  • Does your review show a clear understanding of the topic?

  • Have all key landmark studies been cited and most of them discussed?

  • Is there a suitable structure and logical development to the review?

  • Does the review state clear conclusions about previous research, using appropriate evidence?

  • Does the review show the variety of definitions and approaches to the topic?

  • Does the review reach sound recommendations, using a coherent argument that is based on evidence?

  • Is the text written in a clear style, free of spelling and grammatical errors and with complete references?

  • Does the review show a gap in existing knowledge?

Anticipate readers’ questions, do not leave your work open to questions such as:

  • “What is your point here?”

  • “What makes you think so?”

  • “What is your evidence?”

  • “So what?”


Methodology / Methods

The methods section would usually appear after your literature review. For more information about what goes into this section, please see Researching Your Topic.


Findings / results and discussion

You might combine your findings and discussion into one chapter, or you might present them in two separate chapters.


You should provide an objective description of the key findings that help you to answer your research question(s). Even if your findings/results section is separate from your discussion, it is usually appropriate to highlight any significant results, indicating whether they confirm, partially support, are inconclusive, or contradict your hypothesis or previous research.

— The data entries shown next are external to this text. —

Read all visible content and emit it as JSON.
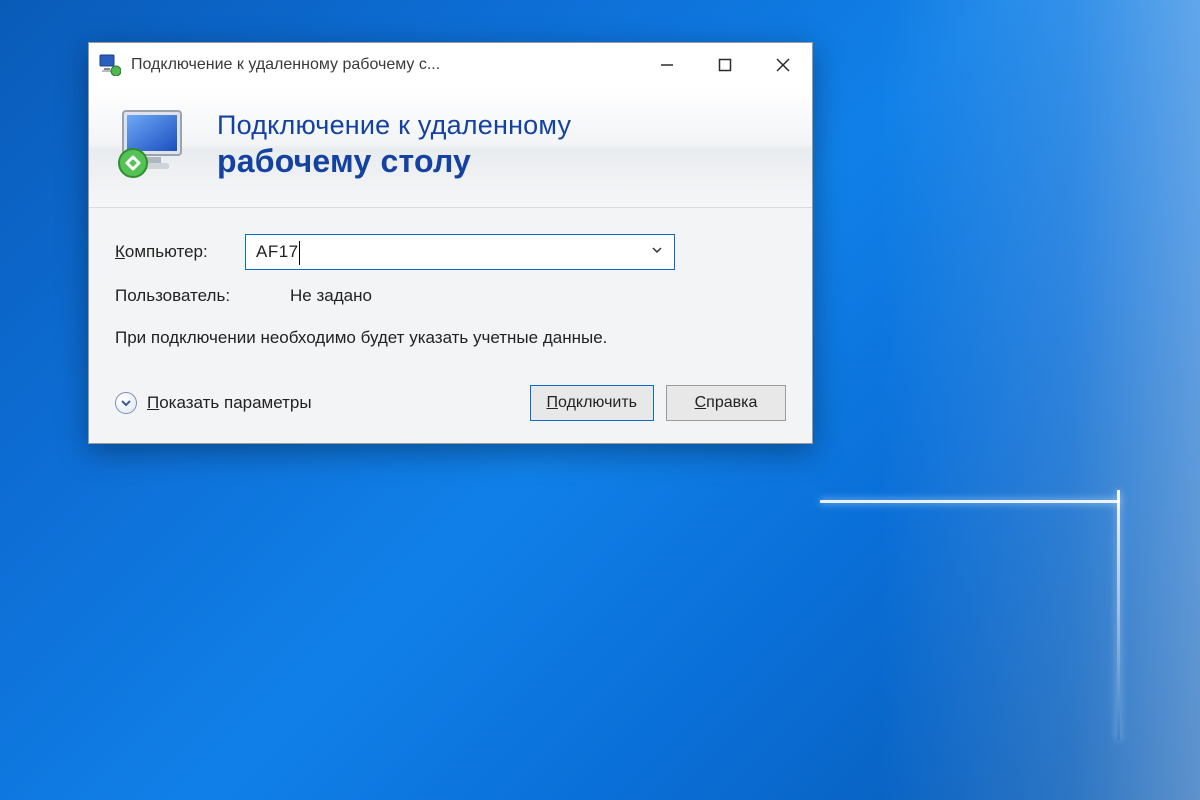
{
  "titlebar": {
    "title": "Подключение к удаленному рабочему с..."
  },
  "banner": {
    "line1": "Подключение к удаленному",
    "line2": "рабочему столу"
  },
  "form": {
    "computer_label_underlined": "К",
    "computer_label_rest": "омпьютер:",
    "computer_value": "AF17",
    "user_label": "Пользователь:",
    "user_value": "Не задано",
    "hint": "При подключении необходимо будет указать учетные данные."
  },
  "footer": {
    "show_options_u": "П",
    "show_options_rest": "оказать параметры",
    "connect_u": "П",
    "connect_rest": "одключить",
    "help_u": "С",
    "help_rest": "правка"
  }
}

You need to consider the best way to organise your results, such as under the headings that reflect your research questions or by importance; consult your supervisor if you are unsure.

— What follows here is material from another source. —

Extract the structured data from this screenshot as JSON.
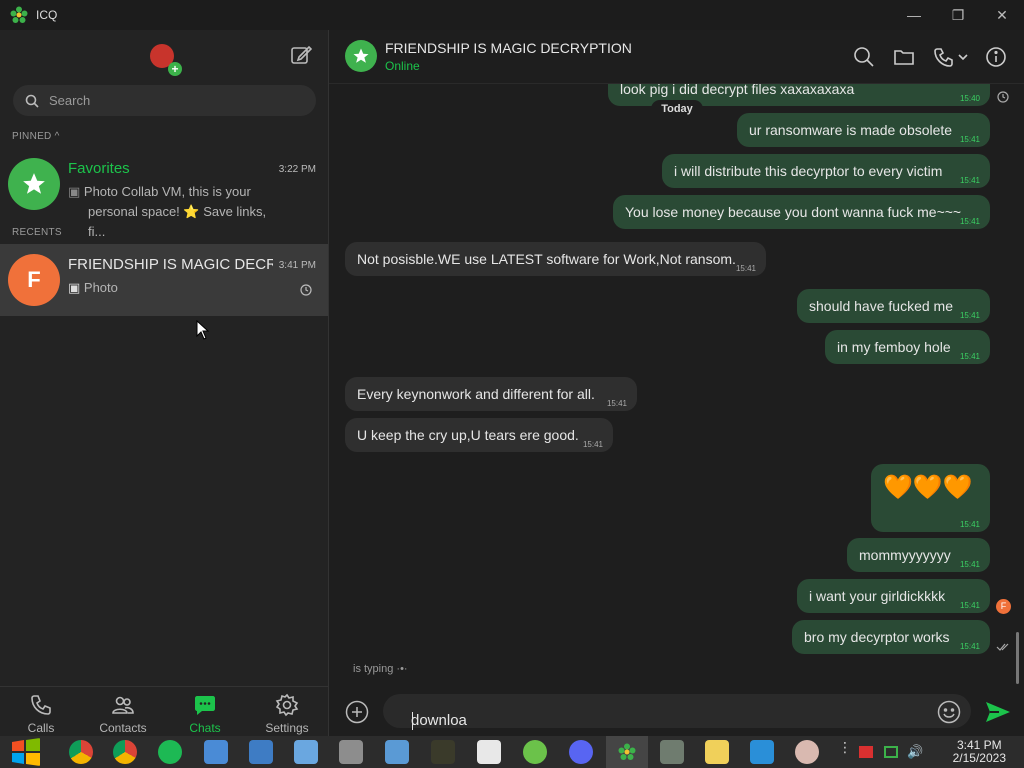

You should consider using headings and sub-headings to help your reader navigate your results.

Where appropriate, use tables, graphs or other visual aids to help your reader understand your results. Make sure they are clearly labelled and that you explain them in your text. You don’t need to present all of your data/results in this section, just highlight the key trends and use your appendix to provide the rest of the data.


You need to interpret and critically analyse your results and explain to what extent and in what way they answer your research questions. You need to set your findings within the context of existing research that you will have discussed earlier in your project, usually in the literature review. It might be helpful to consider the following questions:

  • Do your findings reflect, contradict or build on existing knowledge?

  • Do they confirm, partially support, are inconclusive or contradict your hypothesis?

  • Are there any anomalies?

  • Were your findings unexpected and why that might be?

  • What are the implications of your findings?



Here you can return your writing to the context of the wider academic debates. This should draw everything together and reiterate your main argument(s). Don’t bring in any new ideas/theories into your conclusion; anything you write about here should already have been discussed in the main body.

  • What have you found? Remind the reader of your research problem, including your aims and objectives and research questions

  • Synthesise your main findings. This will involve highlighting the main themes and showing how they fit together (rather than repeating all of your points). What is your overall conclusion?

  • How does your work correspond with, or differ from, other studies or theories?

  • What has your research added to the academic debate in this area? Do you have any recommendations for future research, or implications for the real world?


Reference list / bibliography

You need to include a list of all the material you have cited throughout your project. Check with your school which referencing style you should use. For more information on referencing see Writing Up Your Project.



This is supplementary material that the reader may want to see, but does not fit into the main body of your project e.g. example questionnaire, consent forms, complete raw data. Clearly label your appendices (e.g Appendix A, Appendix B etc.) and use these labels when referring to your appendices in your project, e.g. "Appendix A shows…". Appendices are usually not included in your word count but make sure you check this with your supervisor.